Publication TypeJournal Article
Year of Publication2018
AuthorsSt Pourcain, B, Robinson, EB, Anttila, V, Sullivan, BB, Maller, J, Golding, J, Skuse, D, Ring, S, Evans, DM, Zammit, S, Fisher, SE, Neale, BM, Anney, RJL, Ripke, S, Hollegaard, MV, Werge, T, Ronald, A, Grove, J, Hougaard, DM, Børglum, AD, Mortensen, PB, Daly, MJ, Davey Smith, G
Corporate AuthorsiPSYCH-SSI-Broad Autism Group
JournalMol Psychiatry
Date Published2018 02
KeywordsAdolescent, Attention Deficit Disorder with Hyperactivity, Autism Spectrum Disorder, Child, Child Development Disorders, Pervasive, Communication, Female, Genome-Wide Association Study, Humans, Language, Longitudinal Studies, Male, Multifactorial Inheritance, Risk Factors, Schizophrenia, Social Behavior, Verbal Behavior

Difficulties in social communication are part of the phenotypic overlap between autism spectrum disorders (ASD) and schizophrenia. Both conditions follow, however, distinct developmental patterns. Symptoms of ASD typically occur during early childhood, whereas most symptoms characteristic of schizophrenia do not appear before early adulthood. We investigated whether overlap in common genetic influences between these clinical conditions and impairments in social communication depends on the developmental stage of the assessed trait. Social communication difficulties were measured in typically-developing youth (Avon Longitudinal Study of Parents and Children, N⩽5553, longitudinal assessments at 8, 11, 14 and 17 years) using the Social Communication Disorder Checklist. Data on clinical ASD (PGC-ASD: 5305 cases, 5305 pseudo-controls; iPSYCH-ASD: 7783 cases, 11 359 controls) and schizophrenia (PGC-SCZ2: 34 241 cases, 45 604 controls, 1235 trios) were either obtained through the Psychiatric Genomics Consortium (PGC) or the Danish iPSYCH project. Overlap in genetic influences between ASD and social communication difficulties during development decreased with age, both in the PGC-ASD and the iPSYCH-ASD sample. Genetic overlap between schizophrenia and social communication difficulties, by contrast, persisted across age, as observed within two independent PGC-SCZ2 subsamples, and showed an increase in magnitude for traits assessed during later adolescence. ASD- and schizophrenia-related polygenic effects were unrelated to each other and changes in trait-disorder links reflect the heterogeneity of genetic factors influencing social communication difficulties during childhood versus later adolescence.
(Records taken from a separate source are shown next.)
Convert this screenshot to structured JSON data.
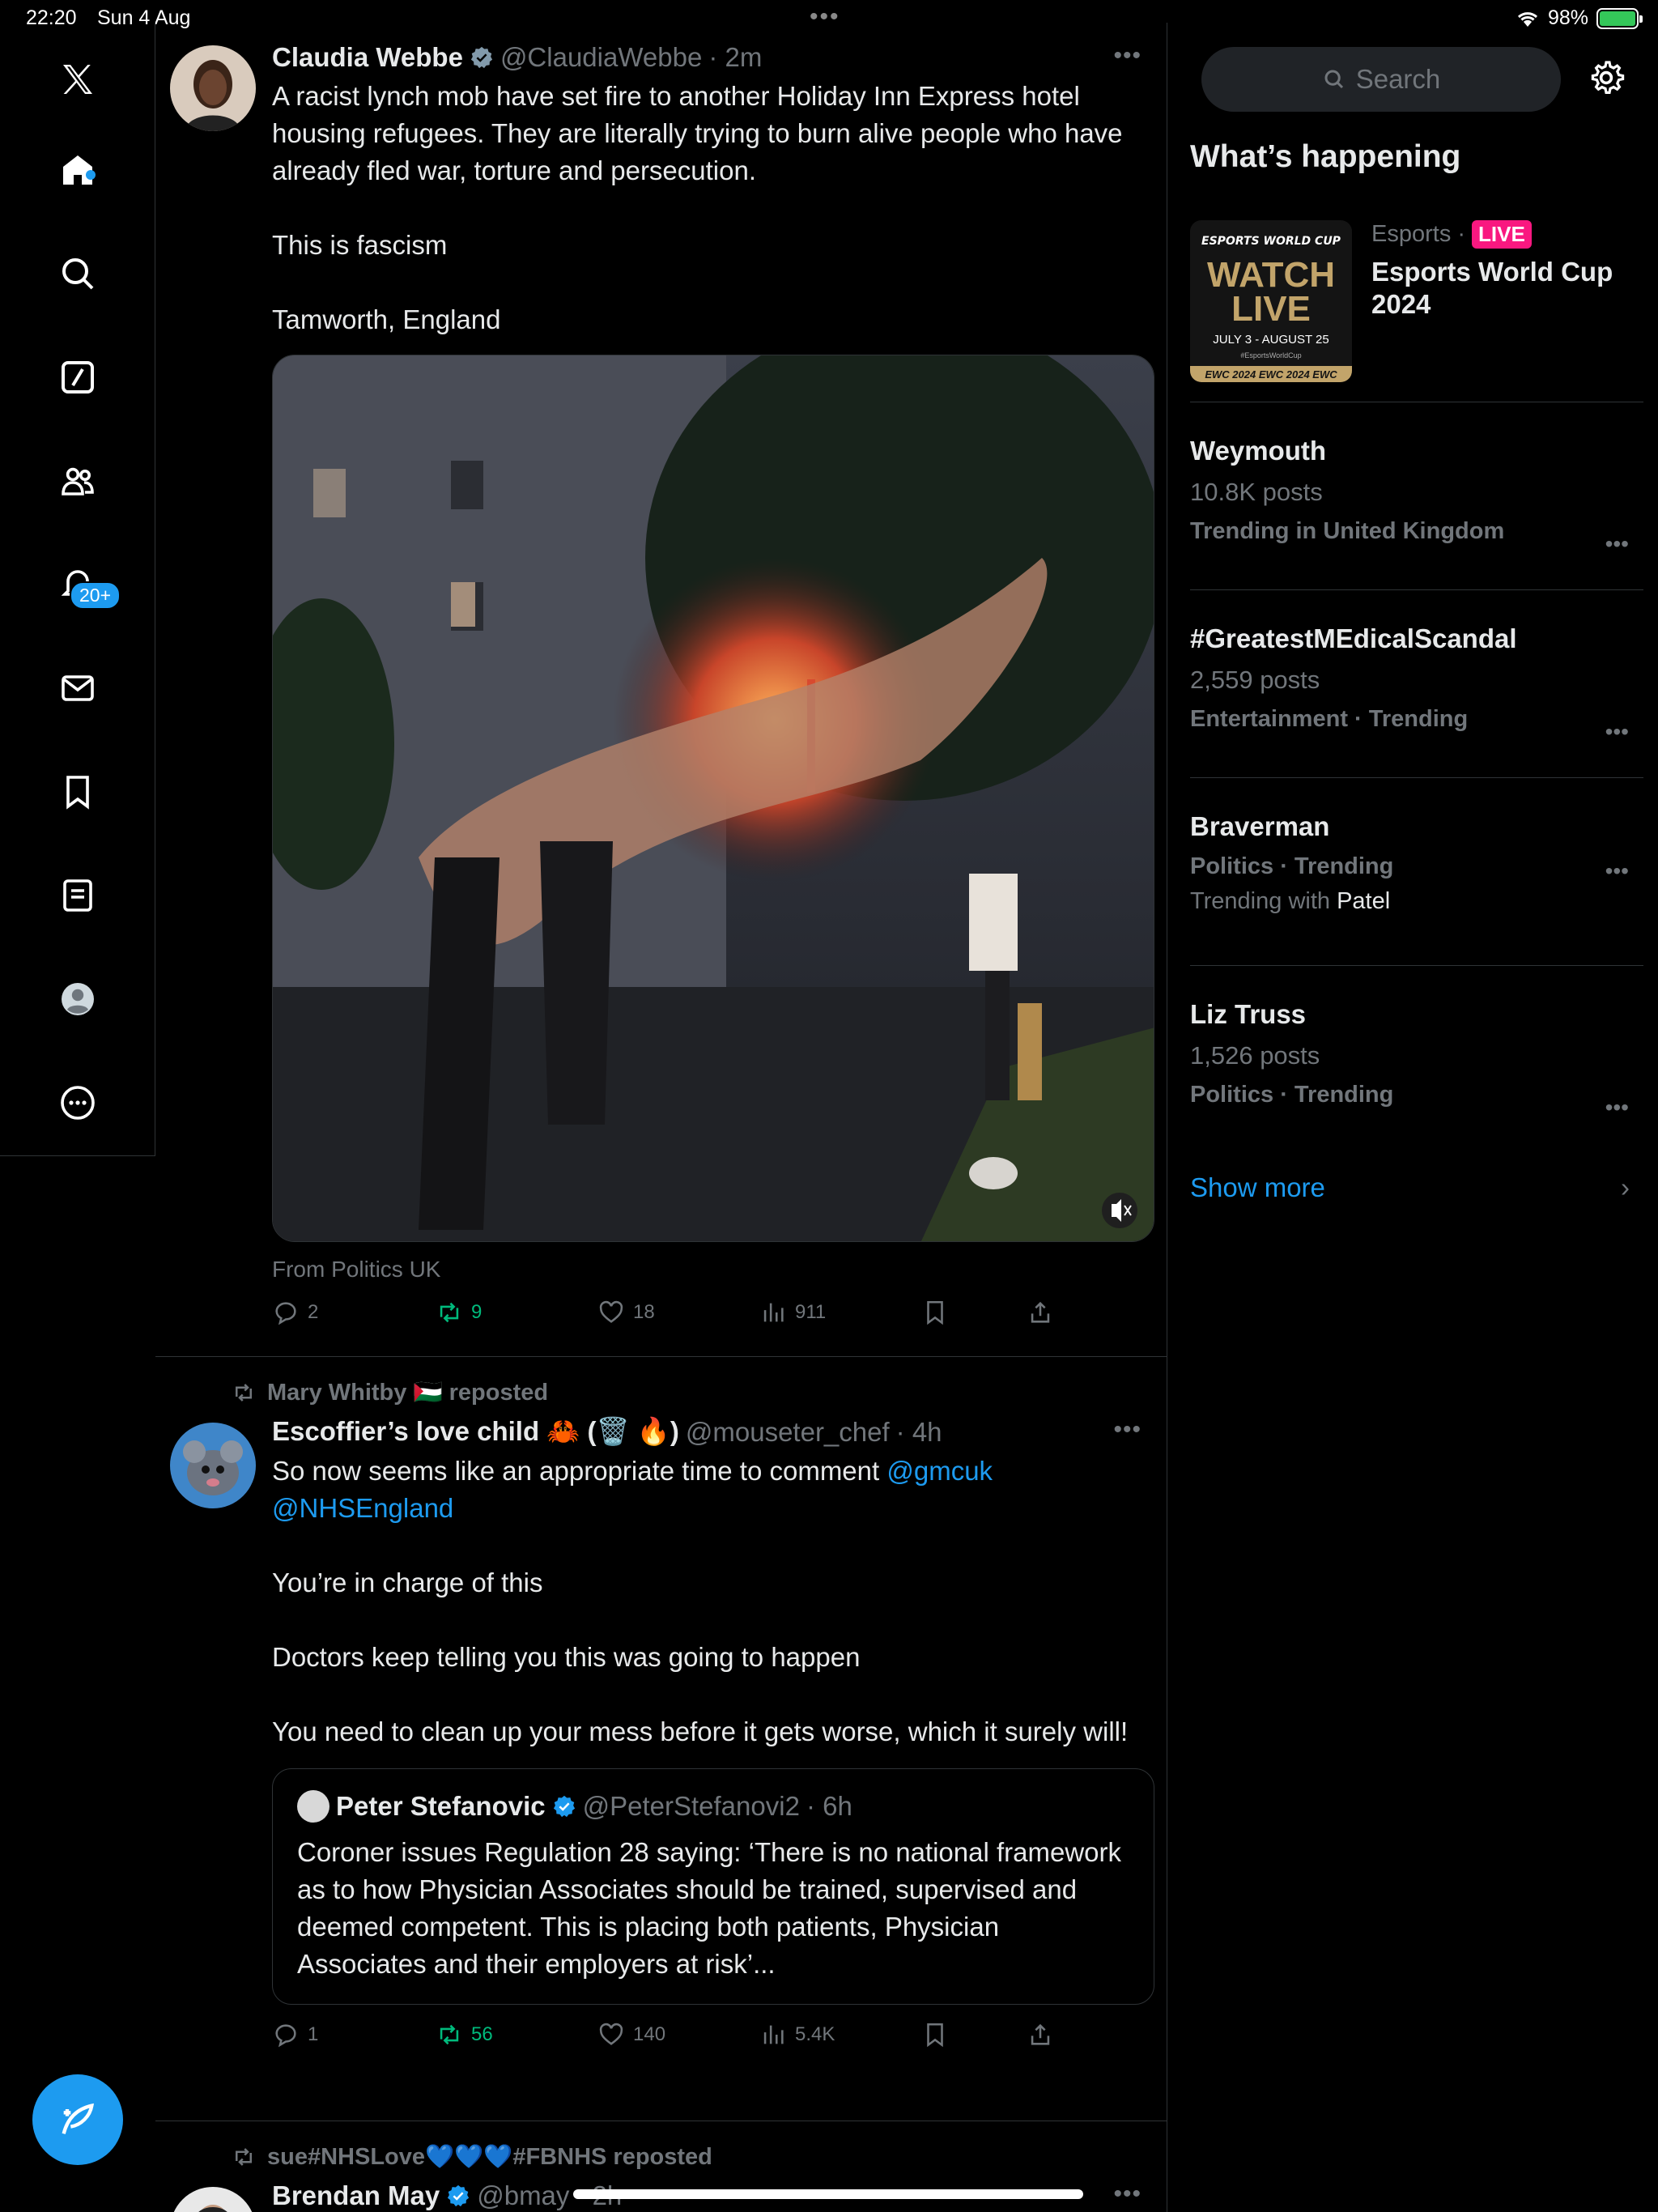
{
  "status_bar": {
    "time": "22:20",
    "date": "Sun 4 Aug",
    "battery": "98%"
  },
  "nav": {
    "notification_badge": "20+"
  },
  "tweets": [
    {
      "name": "Claudia Webbe",
      "handle": "@ClaudiaWebbe",
      "time": "· 2m",
      "text": "A racist lynch mob have set fire to another Holiday Inn Express hotel housing refugees. They are literally trying to burn alive people who have already fled war, torture and persecution.\n\nThis is fascism\n\nTamworth, England",
      "source": "From Politics UK",
      "replies": "2",
      "reposts": "9",
      "likes": "18",
      "views": "911"
    },
    {
      "reposted_by": "Mary Whitby 🇵🇸 reposted",
      "name": "Escoffier’s love child 🦀 (🗑️ 🔥)",
      "handle": "@mouseter_chef",
      "time": "· 4h",
      "text_1": "So now seems like an appropriate time to comment ",
      "mention_1": "@gmcuk",
      "mention_2": "@NHSEngland",
      "text_2": "You’re in charge of this\n\nDoctors keep telling you this was going to happen\n\nYou need to clean up your mess before it gets worse, which it surely will!",
      "quote": {
        "name": "Peter Stefanovic",
        "handle": "@PeterStefanovi2",
        "time": "· 6h",
        "text": "Coroner issues Regulation 28 saying: ‘There is no national framework as to how Physician Associates should be trained, supervised and deemed competent. This is placing both patients, Physician Associates and their employers at risk’..."
      },
      "replies": "1",
      "reposts": "56",
      "likes": "140",
      "views": "5.4K"
    },
    {
      "reposted_by": "sue#NHSLove💙💙💙#FBNHS reposted",
      "name": "Brendan May",
      "handle": "@bmay",
      "time": "· 2h"
    }
  ],
  "sidebar": {
    "search_placeholder": "Search",
    "title": "What’s happening",
    "esports": {
      "category": "Esports ·",
      "live": "LIVE",
      "title": "Esports World Cup 2024",
      "image_text": {
        "brand": "ESPORTS WORLD CUP",
        "watch": "WATCH",
        "live": "LIVE",
        "dates": "JULY 3 - AUGUST 25",
        "tag": "#EsportsWorldCup",
        "strip": "EWC 2024 EWC 2024 EWC"
      }
    },
    "trends": [
      {
        "name": "Weymouth",
        "posts": "10.8K posts",
        "category": "Trending in United Kingdom"
      },
      {
        "name": "#GreatestMEdicalScandal",
        "posts": "2,559 posts",
        "category": "Entertainment · Trending"
      },
      {
        "name": "Braverman",
        "category": "Politics · Trending",
        "with_label": "Trending with ",
        "with_value": "Patel"
      },
      {
        "name": "Liz Truss",
        "posts": "1,526 posts",
        "category": "Politics · Trending"
      }
    ],
    "show_more": "Show more"
  },
  "colors": {
    "accent": "#1d9bf0",
    "repost_green": "#00ba7c",
    "live_pink": "#f91880"
  }
}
Thus, both clinical ASD and schizophrenia share some genetic influences with impairments in social communication, but reveal distinct developmental profiles in their genetic links, consistent with the onset of clinical symptoms.
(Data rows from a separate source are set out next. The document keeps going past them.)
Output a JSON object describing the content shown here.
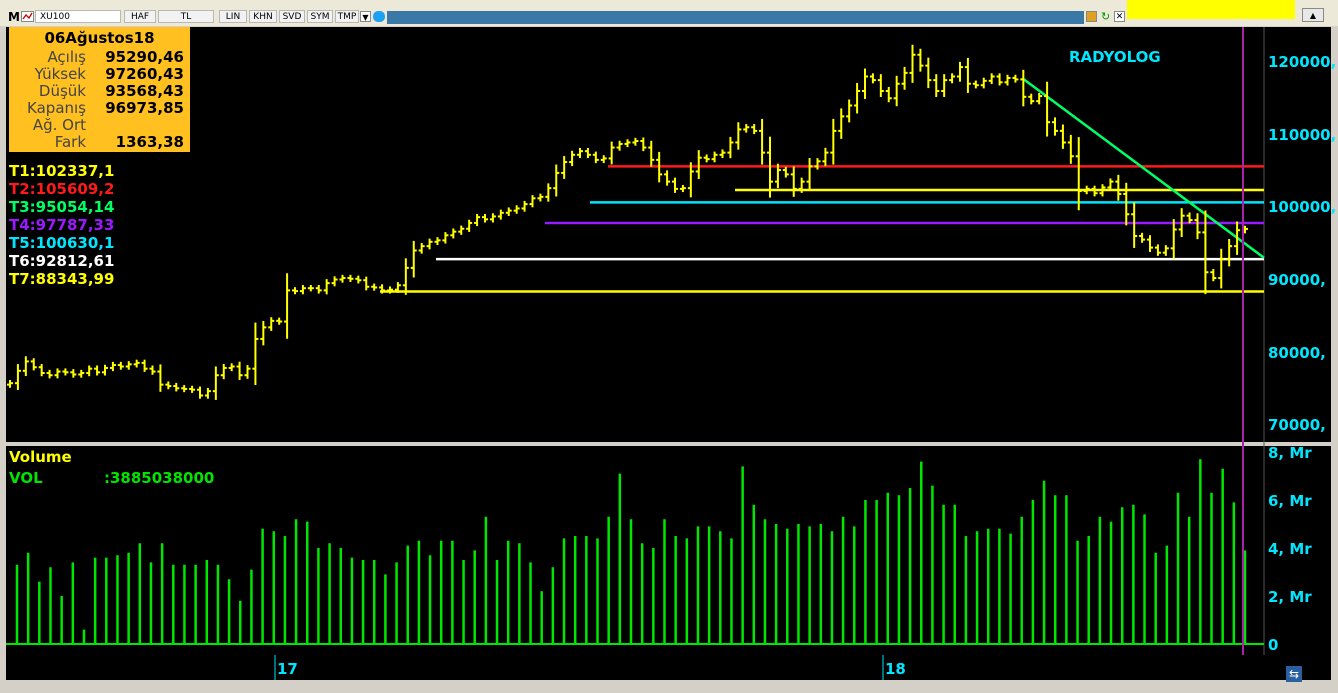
{
  "toolbar": {
    "menu_letter": "M",
    "symbol": "XU100",
    "buttons": [
      "HAF",
      "TL",
      "LIN",
      "KHN",
      "SVD",
      "SYM",
      "TMP"
    ]
  },
  "watermark": "RADYOLOG",
  "info": {
    "date": "06Ağustos18",
    "rows": [
      {
        "label": "Açılış",
        "value": "95290,46"
      },
      {
        "label": "Yüksek",
        "value": "97260,43"
      },
      {
        "label": "Düşük",
        "value": "93568,43"
      },
      {
        "label": "Kapanış",
        "value": "96973,85"
      },
      {
        "label": "Ağ. Ort",
        "value": ""
      },
      {
        "label": "Fark",
        "value": "1363,38"
      }
    ]
  },
  "trend_lines": [
    {
      "label": "T1:102337,1",
      "value": 102337.1,
      "color": "#ffff00"
    },
    {
      "label": "T2:105609,2",
      "value": 105609.2,
      "color": "#ff1a1a"
    },
    {
      "label": "T3:95054,14",
      "value": 95054.14,
      "color": "#00ff66"
    },
    {
      "label": "T4:97787,33",
      "value": 97787.33,
      "color": "#9a1aff"
    },
    {
      "label": "T5:100630,1",
      "value": 100630.1,
      "color": "#00e6ff"
    },
    {
      "label": "T6:92812,61",
      "value": 92812.61,
      "color": "#ffffff"
    },
    {
      "label": "T7:88343,99",
      "value": 88343.99,
      "color": "#ffff00"
    }
  ],
  "volume_panel": {
    "title": "Volume",
    "vol_label": "VOL",
    "vol_value": ":3885038000"
  },
  "x_axis": {
    "labels": [
      "17",
      "18"
    ]
  },
  "chart_data": [
    {
      "type": "ohlc",
      "series_name": "XU100",
      "y_axis_labels": [
        "120000,",
        "110000,",
        "100000,",
        "90000,",
        "80000,",
        "70000,"
      ],
      "ylim": [
        67500,
        125000
      ],
      "grid": false,
      "colors": {
        "bars": "#ffff00",
        "background": "#000000",
        "axis_text": "#00e6ff"
      },
      "closes": [
        75700,
        77400,
        78700,
        77900,
        77100,
        76800,
        77300,
        77200,
        76900,
        77100,
        77700,
        77200,
        77800,
        78200,
        78000,
        78300,
        78500,
        77700,
        77300,
        75500,
        75300,
        75000,
        74900,
        74800,
        74000,
        74600,
        76800,
        77800,
        78000,
        76800,
        77700,
        81800,
        83400,
        84300,
        84200,
        88500,
        88400,
        88800,
        88800,
        88500,
        89500,
        90000,
        90200,
        90100,
        89900,
        89000,
        88900,
        88500,
        88600,
        89200,
        91600,
        94000,
        94600,
        95200,
        95400,
        96100,
        96600,
        97000,
        97800,
        98600,
        98300,
        98700,
        99200,
        99500,
        99800,
        100400,
        101200,
        101400,
        102600,
        104700,
        106200,
        107200,
        107700,
        107200,
        106500,
        106700,
        108200,
        108700,
        108900,
        109100,
        108200,
        106500,
        104500,
        103500,
        102500,
        102600,
        104900,
        106800,
        106600,
        107200,
        107500,
        108900,
        110700,
        111000,
        110500,
        107500,
        103500,
        105100,
        104500,
        102500,
        103500,
        105600,
        106300,
        107500,
        110500,
        112500,
        114000,
        116000,
        118000,
        117500,
        116000,
        115000,
        117000,
        118500,
        121000,
        119500,
        117500,
        116000,
        117500,
        118000,
        119300,
        117000,
        116800,
        117400,
        118000,
        117200,
        117800,
        117600,
        115200,
        114600,
        115300,
        111700,
        110500,
        108900,
        107000,
        102200,
        102500,
        101900,
        102700,
        103500,
        101800,
        99000,
        96000,
        95500,
        94400,
        93700,
        94300,
        96900,
        98800,
        98200,
        96500,
        91000,
        90200,
        92800,
        94600,
        96800,
        96974
      ],
      "annotations": [
        "RADYOLOG"
      ]
    },
    {
      "type": "bar",
      "series_name": "Volume",
      "unit": "Mr",
      "y_axis_labels": [
        "8, Mr",
        "6, Mr",
        "4, Mr",
        "2, Mr",
        "0"
      ],
      "ylim": [
        0,
        8
      ],
      "last_value": 3885038000,
      "colors": {
        "bars": "#00e600"
      },
      "values": [
        3.3,
        3.8,
        2.6,
        3.2,
        2.0,
        3.4,
        0.6,
        3.6,
        3.6,
        3.7,
        3.8,
        4.2,
        3.4,
        4.2,
        3.3,
        3.3,
        3.3,
        3.5,
        3.3,
        2.7,
        1.8,
        3.1,
        4.8,
        4.7,
        4.5,
        5.2,
        5.1,
        4.0,
        4.2,
        4.0,
        3.6,
        3.5,
        3.5,
        2.9,
        3.4,
        4.1,
        4.3,
        3.7,
        4.3,
        4.3,
        3.5,
        3.9,
        5.3,
        3.5,
        4.3,
        4.2,
        3.4,
        2.2,
        3.2,
        4.4,
        4.5,
        4.5,
        4.4,
        5.3,
        7.1,
        5.2,
        4.2,
        4.0,
        5.2,
        4.5,
        4.4,
        4.9,
        4.9,
        4.7,
        4.4,
        7.4,
        5.8,
        5.2,
        5.0,
        4.8,
        5.0,
        4.9,
        5.0,
        4.7,
        5.3,
        4.9,
        6.0,
        6.0,
        6.3,
        6.2,
        6.5,
        7.6,
        6.6,
        5.8,
        5.8,
        4.5,
        4.7,
        4.8,
        4.8,
        4.6,
        5.3,
        6.0,
        6.8,
        6.2,
        6.2,
        4.3,
        4.5,
        5.3,
        5.1,
        5.7,
        5.8,
        5.4,
        3.8,
        4.1,
        6.3,
        5.3,
        7.7,
        6.3,
        7.3,
        5.9,
        3.9
      ]
    }
  ]
}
Alternate JournalMol. Psychiatry
PubMed ID28044064
PubMed Central IDPMC5382976
Grant ListK01 MH099286 / MH / NIMH NIH HHS / United States
102215 / / Wellcome Trust / United Kingdom
MC_PC_15018 / / Medical Research Council / United Kingdom
MC_UU_12013/4 / / Medical Research Council / United Kingdom
/ / Wellcome Trust / United Kingdom
G0801418 / / Medical Research Council / United Kingdom
U01 MH094432 / MH / NIMH NIH HHS / United States
MR/L010305/1 / / Medical Research Council / United Kingdom